Get with it, ReadWriteWeb. If you're going to try to wedge your way into the enterprise IT news business, you'd better make a more impressive showing than the silly piece you published Oct. 2 under the byline of Sarah Perez.

The headline is "5 Big Data Center Trends for 2008." There's your first mistake.

Um, it's October. The year is so over.

Points No. 2, 3, 4, 5 and 6: All five trends you write about started at least two years ago. They are hardly trends anymore, since they all are now standard operating procedure.

We're not going to spend much time and effort on this, but we do want to call this publication into question with some specifics:

1) Blades. Sheesh. IBM, Dell, Sun and HP all launched their new enterprise blade servers in 2006. And those are the second-generationals; the first generation goes back about four years before that.

2) Going green.
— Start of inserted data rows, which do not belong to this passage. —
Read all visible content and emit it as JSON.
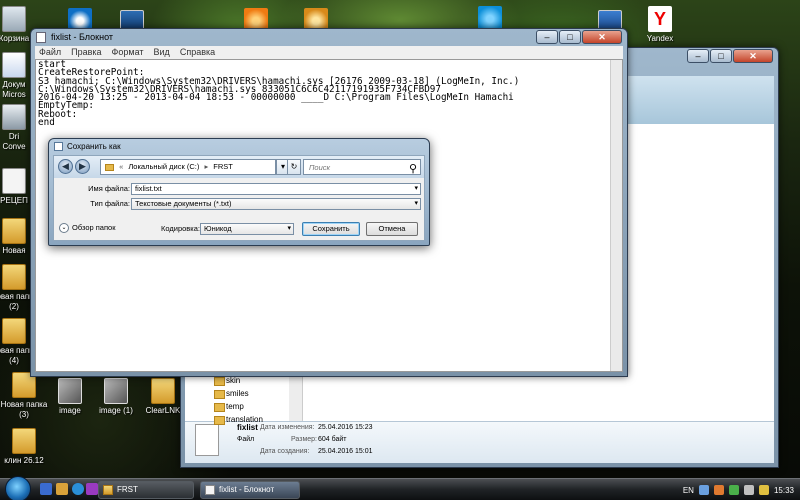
{
  "desktop": {
    "icons_left": [
      {
        "label": "Корзина",
        "kind": "recycle-bin-icon"
      },
      {
        "label": "Докум",
        "sub": "Micros",
        "kind": "word-document-icon"
      },
      {
        "label": "Dri",
        "sub": "Conve",
        "kind": "converter-icon"
      },
      {
        "label": "РЕЦЕП",
        "kind": "document-icon"
      },
      {
        "label": "Новая",
        "kind": "folder-icon"
      },
      {
        "label": "Новая папка",
        "sub": "(2)",
        "kind": "folder-icon"
      },
      {
        "label": "Новая папка",
        "sub": "(4)",
        "kind": "folder-icon"
      },
      {
        "label": "Новая папка",
        "sub": "(3)",
        "kind": "folder-icon"
      },
      {
        "label": "клин 26.12",
        "kind": "folder-icon"
      }
    ],
    "icons_bottom": [
      {
        "label": "image",
        "kind": "image-icon"
      },
      {
        "label": "image (1)",
        "kind": "image-icon"
      },
      {
        "label": "ClearLNK",
        "kind": "folder-icon"
      }
    ],
    "yandex_label": "Yandex"
  },
  "notepad": {
    "title": "fixlist - Блокнот",
    "menu": [
      "Файл",
      "Правка",
      "Формат",
      "Вид",
      "Справка"
    ],
    "content": "start\nCreateRestorePoint:\nS3 hamachi; C:\\Windows\\System32\\DRIVERS\\hamachi.sys [26176 2009-03-18] (LogMeIn, Inc.)\nC:\\Windows\\System32\\DRIVERS\\hamachi.sys 833051C6C6C42117191935F734CFBD97\n2016-04-20 13:25 - 2013-04-04 18:53 - 00000000 ____D C:\\Program Files\\LogMeIn Hamachi\nEmptyTemp:\nReboot:\nend"
  },
  "explorer": {
    "tree": [
      "skin",
      "smiles",
      "temp",
      "translation"
    ],
    "details": {
      "name": "fixlist",
      "type": "Файл",
      "modified_label": "Дата изменения:",
      "modified": "25.04.2016 15:23",
      "size_label": "Размер:",
      "size": "604 байт",
      "created_label": "Дата создания:",
      "created": "25.04.2016 15:01"
    }
  },
  "save_dialog": {
    "title": "Сохранить как",
    "path": [
      "Локальный диск (C:)",
      "FRST"
    ],
    "search_placeholder": "Поиск",
    "filename_label": "Имя файла:",
    "filename": "fixlist.txt",
    "filetype_label": "Тип файла:",
    "filetype": "Текстовые документы (*.txt)",
    "browse_label": "Обзор папок",
    "encoding_label": "Кодировка:",
    "encoding": "Юникод",
    "save_label": "Сохранить",
    "cancel_label": "Отмена"
  },
  "taskbar": {
    "tasks": [
      {
        "label": "FRST"
      },
      {
        "label": "fixlist - Блокнот"
      }
    ],
    "lang": "EN",
    "time": "15:33"
  },
  "colors": {
    "accent": "#3c7fb1",
    "title_glass": "#9fb7cc"
  }
}
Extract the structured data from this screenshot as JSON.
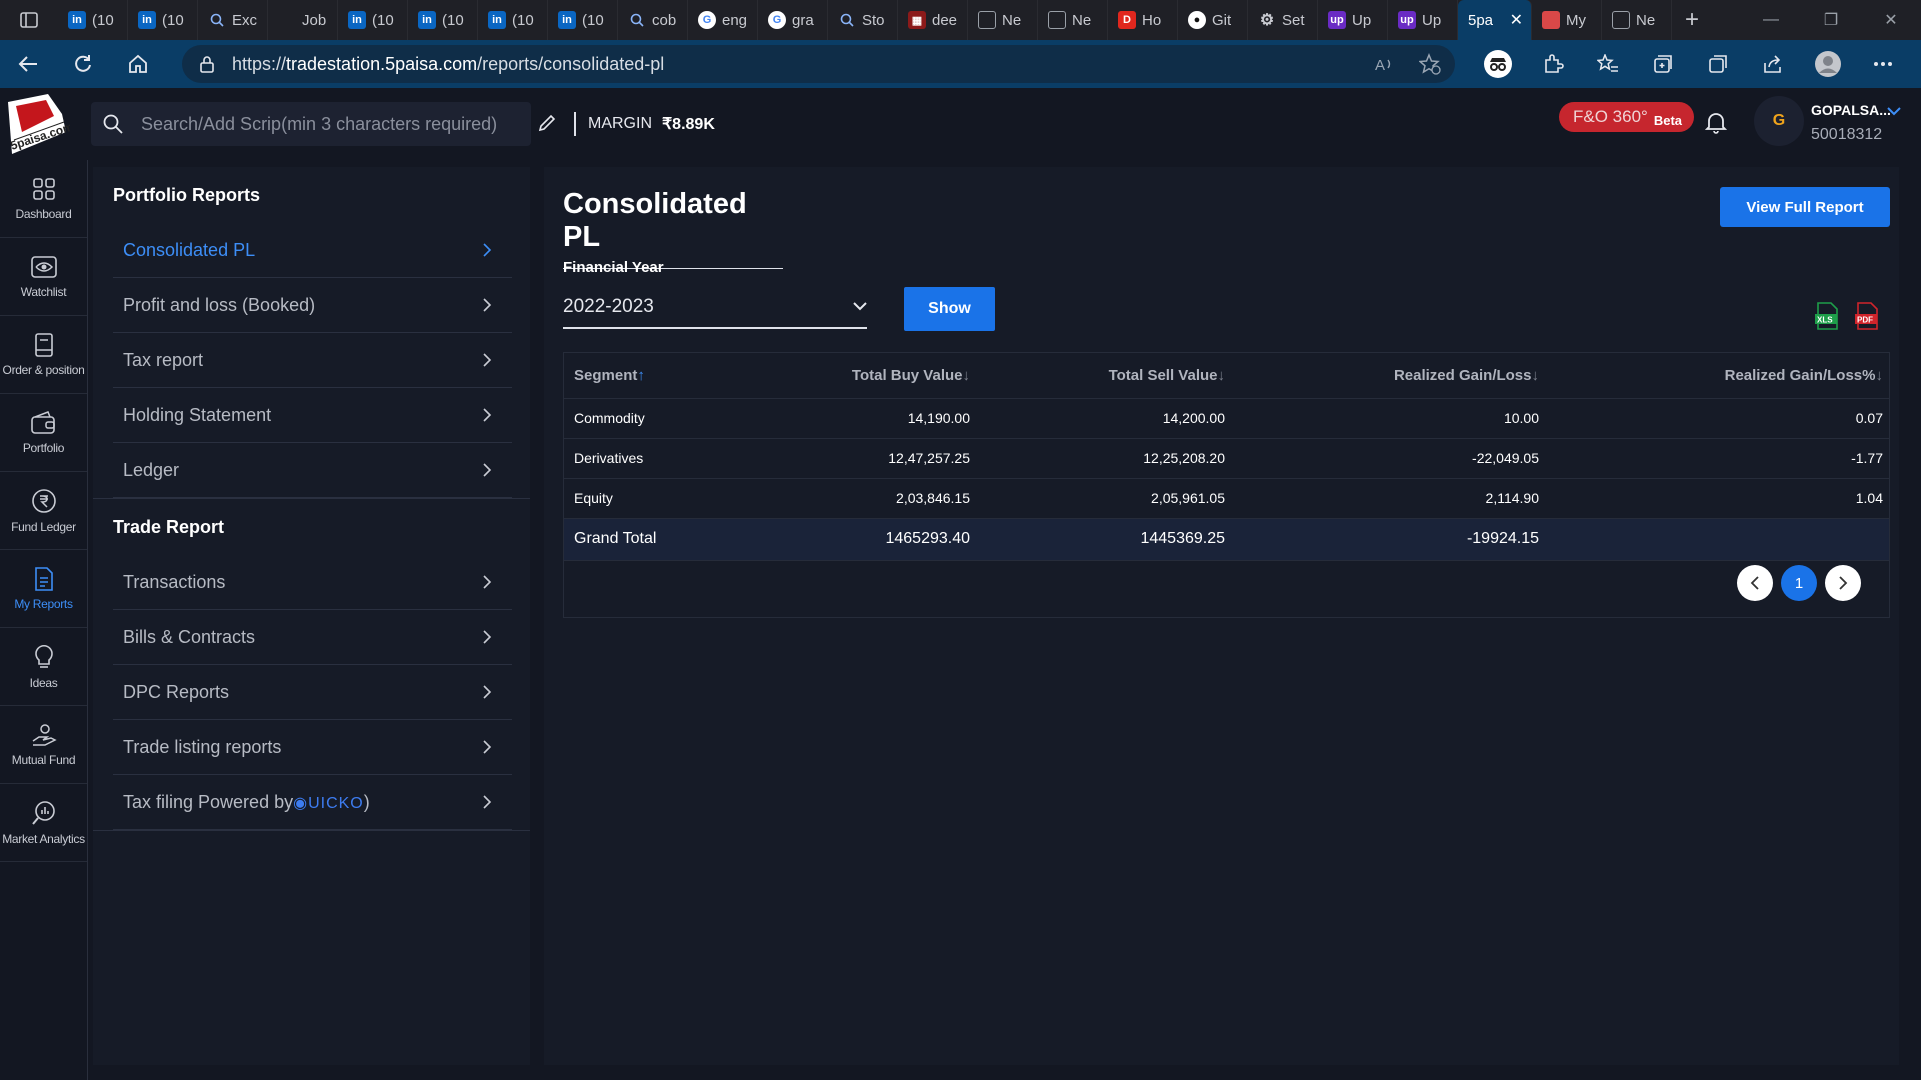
{
  "browser": {
    "tabs": [
      {
        "label": "",
        "icon": "window-icon"
      },
      {
        "label": "(10",
        "icon": "linkedin-icon"
      },
      {
        "label": "(10",
        "icon": "linkedin-icon"
      },
      {
        "label": "Exc",
        "icon": "search-icon"
      },
      {
        "label": "Job",
        "icon": "blank-icon"
      },
      {
        "label": "(10",
        "icon": "linkedin-icon"
      },
      {
        "label": "(10",
        "icon": "linkedin-icon"
      },
      {
        "label": "(10",
        "icon": "linkedin-icon"
      },
      {
        "label": "(10",
        "icon": "linkedin-icon"
      },
      {
        "label": "cob",
        "icon": "search-icon"
      },
      {
        "label": "eng",
        "icon": "google-icon"
      },
      {
        "label": "gra",
        "icon": "google-icon"
      },
      {
        "label": "Sto",
        "icon": "search-icon"
      },
      {
        "label": "dee",
        "icon": "pdf-icon"
      },
      {
        "label": "Ne",
        "icon": "newtab-icon"
      },
      {
        "label": "Ne",
        "icon": "newtab-icon"
      },
      {
        "label": "Ho",
        "icon": "d-icon"
      },
      {
        "label": "Git",
        "icon": "github-icon"
      },
      {
        "label": "Set",
        "icon": "gear-icon"
      },
      {
        "label": "Up",
        "icon": "upwork-icon"
      },
      {
        "label": "Up",
        "icon": "upwork-icon"
      },
      {
        "label": "5pa",
        "icon": "active",
        "active": true
      },
      {
        "label": "My",
        "icon": "image-icon"
      },
      {
        "label": "Ne",
        "icon": "newtab-icon"
      }
    ],
    "url_prefix": "https://",
    "url_domain": "tradestation.5paisa.com",
    "url_path": "/reports/consolidated-pl"
  },
  "header": {
    "search_placeholder": "Search/Add Scrip(min 3 characters required)",
    "margin_label": "MARGIN",
    "margin_value": "₹8.89K",
    "fno_label": "F&O 360°",
    "fno_badge": "Beta",
    "avatar_initial": "G",
    "user_name": "GOPALSA...",
    "user_id": "50018312"
  },
  "leftnav": [
    {
      "label": "Dashboard",
      "icon": "dashboard-icon"
    },
    {
      "label": "Watchlist",
      "icon": "eye-icon"
    },
    {
      "label": "Order & position",
      "icon": "book-icon"
    },
    {
      "label": "Portfolio",
      "icon": "wallet-icon"
    },
    {
      "label": "Fund Ledger",
      "icon": "rupee-icon"
    },
    {
      "label": "My Reports",
      "icon": "report-icon",
      "active": true
    },
    {
      "label": "Ideas",
      "icon": "bulb-icon"
    },
    {
      "label": "Mutual Fund",
      "icon": "hand-coin-icon"
    },
    {
      "label": "Market Analytics",
      "icon": "analytics-icon"
    }
  ],
  "menu": {
    "portfolio_heading": "Portfolio Reports",
    "portfolio_items": [
      "Consolidated PL",
      "Profit and loss (Booked)",
      "Tax report",
      "Holding Statement",
      "Ledger"
    ],
    "trade_heading": "Trade Report",
    "trade_items": [
      "Transactions",
      "Bills & Contracts",
      "DPC Reports",
      "Trade listing reports"
    ],
    "tax_filing_label": "Tax filing Powered by ",
    "tax_filing_brand": "UICKO",
    "tax_filing_close": ")"
  },
  "main": {
    "title": "Consolidated PL",
    "view_full_report": "View Full Report",
    "financial_year_label": "Financial Year",
    "financial_year_value": "2022-2023",
    "show_button": "Show",
    "table": {
      "headers": [
        "Segment",
        "Total Buy Value",
        "Total Sell Value",
        "Realized Gain/Loss",
        "Realized Gain/Loss%"
      ],
      "rows": [
        [
          "Commodity",
          "14,190.00",
          "14,200.00",
          "10.00",
          "0.07"
        ],
        [
          "Derivatives",
          "12,47,257.25",
          "12,25,208.20",
          "-22,049.05",
          "-1.77"
        ],
        [
          "Equity",
          "2,03,846.15",
          "2,05,961.05",
          "2,114.90",
          "1.04"
        ]
      ],
      "total": [
        "Grand Total",
        "1465293.40",
        "1445369.25",
        "-19924.15",
        ""
      ]
    },
    "pagination": {
      "current": "1"
    }
  },
  "colors": {
    "accent": "#1a73e8",
    "active_link": "#3d8ef7",
    "background": "#131722",
    "panel": "#161b27",
    "fno_badge": "#c6262e"
  }
}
Double sheesh. This has been on IT's agenda in widespread implementation since February 2007, with the institution of the Green Grid and the EPA's green data center program; new "green" products have been coming out regularly in all sectors of IT since then.

3) Virtualization. Virtualization, as a trend in enterprise open systems, started gaining traction about three years ago. New virt technologies were being tested in 2004-05, and they began ramping up big time in enterprises in 2006-07. Too many stories to cite.

4) Cloud computing. This is the most recent hyper-trend, but the cloud-providing and/or -supporting companies like, Amazon S3 and MozyHome started catching on back in 2004-05, as a new take on the ASPs (application service providers) of 1996-2001.

5) Linux in the enterprise. Please, deliver me! This goes back to about 1998. We're not even going to bother citing anything here.

Here's some advice, RWW: Don't go wading in water that's way too deep for you. In that case, you'll have to hold your nose—just as we are doing now.

Chris Preimesberger

Chris J. Preimesberger

Chris J. Preimesberger is Editor-in-Chief of eWEEK and responsible for all the publication's coverage. In his 13 years and more than 4,000 articles at eWEEK, he has distinguished himself in reporting...